Posted on April 25, 2008 12:17 AM | Permalink
MONTREAL – Flashback to April of 2007, and when the Montreal Canadiens season was on the line, Alex Kovalev was on the bench.
With the Habs needing a goal in the dying seconds to make it to overtime in their final regular-season game against the Toronto Maple Leafs, needing only one point to make the playoffs, Canadiens coach Guy Carbonneau decided he didn’t want Kovalev on the ice.
But in the third period of Game 1 between the Canadiens and the Philadelphia Flyers on Thursday night, when Carbonneau needed a goal, it appeared he wanted no one but Kovalev on the ice.
It paid off.
Kovalev was thrown out there for 10 shifts and nearly nine minutes of playing time in the third period with the Habs trailing the Flyers 3-2, with Carbonneau putting him on three different lines at various points in the final 20 minutes of regulation.
On the last of those 10 shifts, Kovalev saw a loose puck sitting in the circle after Saku Koivu won his 17th of 24 faceoffs on the night and made no mistake, firing his second of the game past a stunned Martin Biron to get the Habs to overtime, where plugger Tom Kostopoulos won it at the 48-second mark to put Montreal ahead 1-0 in the series.
“That’s what’s fun about the good players,” Carbonneau said. “They’re maybe different characters, and they’re maybe a little tougher to handle. But when it’s time to play they want to play, they want to be on the ice, they want to have the puck. Alex is like that, Saku is like that, Andrei Markov is like that. Alex has been a joy this year. There were a lot of things said about him last year, but he came back this year and wanted to prove to everybody that he was still a good player. Almost 90 games later, he’s still doing the same thing.”
That desire to be on the ice resulted in a perfect storm in the eyes of Kovalev, who instinctively moved towards the slot after Koivu won his draw cleanly (helped in no small part by Jeff Carter’s stick shattering in two) and found a puck gift-wrapped for him.
“It was so perfect,” Kovalev said after the game. “You get maybe one chance in a whole game where you can have the puck laying there perfectly for a perfect shot.”
Biron livid over call
Kovalev is right on the first part, those chances are very few and far between, but it’s not every player who unleashes a perfect shot when presented with that situation. And his shot was just that, perfect.

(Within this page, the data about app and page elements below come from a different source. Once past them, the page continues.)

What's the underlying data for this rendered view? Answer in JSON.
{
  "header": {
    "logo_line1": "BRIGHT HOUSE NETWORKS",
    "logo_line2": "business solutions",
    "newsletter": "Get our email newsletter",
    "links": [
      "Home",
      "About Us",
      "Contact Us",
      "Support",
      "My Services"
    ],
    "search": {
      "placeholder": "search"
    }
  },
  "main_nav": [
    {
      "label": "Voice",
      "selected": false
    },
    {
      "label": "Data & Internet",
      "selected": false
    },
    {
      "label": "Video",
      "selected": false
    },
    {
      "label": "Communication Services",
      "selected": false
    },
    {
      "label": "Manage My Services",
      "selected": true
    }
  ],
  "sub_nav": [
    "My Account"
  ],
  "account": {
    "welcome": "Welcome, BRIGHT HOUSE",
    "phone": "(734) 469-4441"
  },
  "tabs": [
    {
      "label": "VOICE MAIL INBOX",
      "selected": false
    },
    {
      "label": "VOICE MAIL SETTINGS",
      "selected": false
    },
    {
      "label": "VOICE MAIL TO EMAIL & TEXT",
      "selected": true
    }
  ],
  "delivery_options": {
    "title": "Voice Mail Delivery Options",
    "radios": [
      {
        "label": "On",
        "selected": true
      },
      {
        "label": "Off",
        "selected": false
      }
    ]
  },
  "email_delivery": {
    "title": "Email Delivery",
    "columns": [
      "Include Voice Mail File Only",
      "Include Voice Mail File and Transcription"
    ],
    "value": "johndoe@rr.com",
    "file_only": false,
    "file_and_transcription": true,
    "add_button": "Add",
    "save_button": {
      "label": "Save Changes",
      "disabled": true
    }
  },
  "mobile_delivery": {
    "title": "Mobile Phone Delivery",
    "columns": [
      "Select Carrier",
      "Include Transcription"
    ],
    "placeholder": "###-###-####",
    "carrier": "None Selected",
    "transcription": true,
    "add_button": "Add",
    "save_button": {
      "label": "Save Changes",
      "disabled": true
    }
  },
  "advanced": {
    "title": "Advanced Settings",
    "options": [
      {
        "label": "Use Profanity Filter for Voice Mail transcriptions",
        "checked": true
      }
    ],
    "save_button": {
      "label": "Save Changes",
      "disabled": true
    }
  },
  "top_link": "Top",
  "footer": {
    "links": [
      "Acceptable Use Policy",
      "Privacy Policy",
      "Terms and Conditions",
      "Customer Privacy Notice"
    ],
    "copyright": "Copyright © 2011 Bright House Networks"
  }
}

Kovalev’s footprints were all over this game, from the controversial shorthanded goal that may or may not have been hit with a high stick to tie the game 2-2 in the second, to drawing a kneeing penalty on Mike Richards late in the third which led to his late-game heroics.
Of course, if you ask the Flyers, Kovalev benefited from some largesse on the part of referees Don Van Massenhoven and Mike Hasenfratz. Many of the Flyers were steaming after Kovalev’s first goal of the night withstood a video review, with goalie Martin Biron racing out to centre ice to dispute the decision with the refs, only to be waved back to his net by Hasenfratz.
A Flyers executive was seen discussing the play with Biron after the game, and his anger was tough to ignore. Flyers head coach John Stevens also believed the penalty call on Richards was questionable, but he didn’t fault his young star on the play because he thought he was making the right play.
“You’ve got one of the best players in the league in a one-on-one situation, the only way you can defend him is to take the body,” Stevens said. “That was his intention, and in his mind he was doing the right thing. You certainly can’t fault the player on that.”
This was the third time in these playoffs the Flyers blew a two-goal cushion to lose after doing the same thing in Games 1 and 6 of the Washington Capitals series. But there was no reason for the Flyers to feel down Thursday, especially considering it was their third game in four nights in their third different city.
“It’s only one game and it’s a best of seven,” defenceman Randy Jones said. “A loss is a loss in the playoffs, it doesn’t matter how you lost. We’re not hanging our heads, we know we can play with these guys.”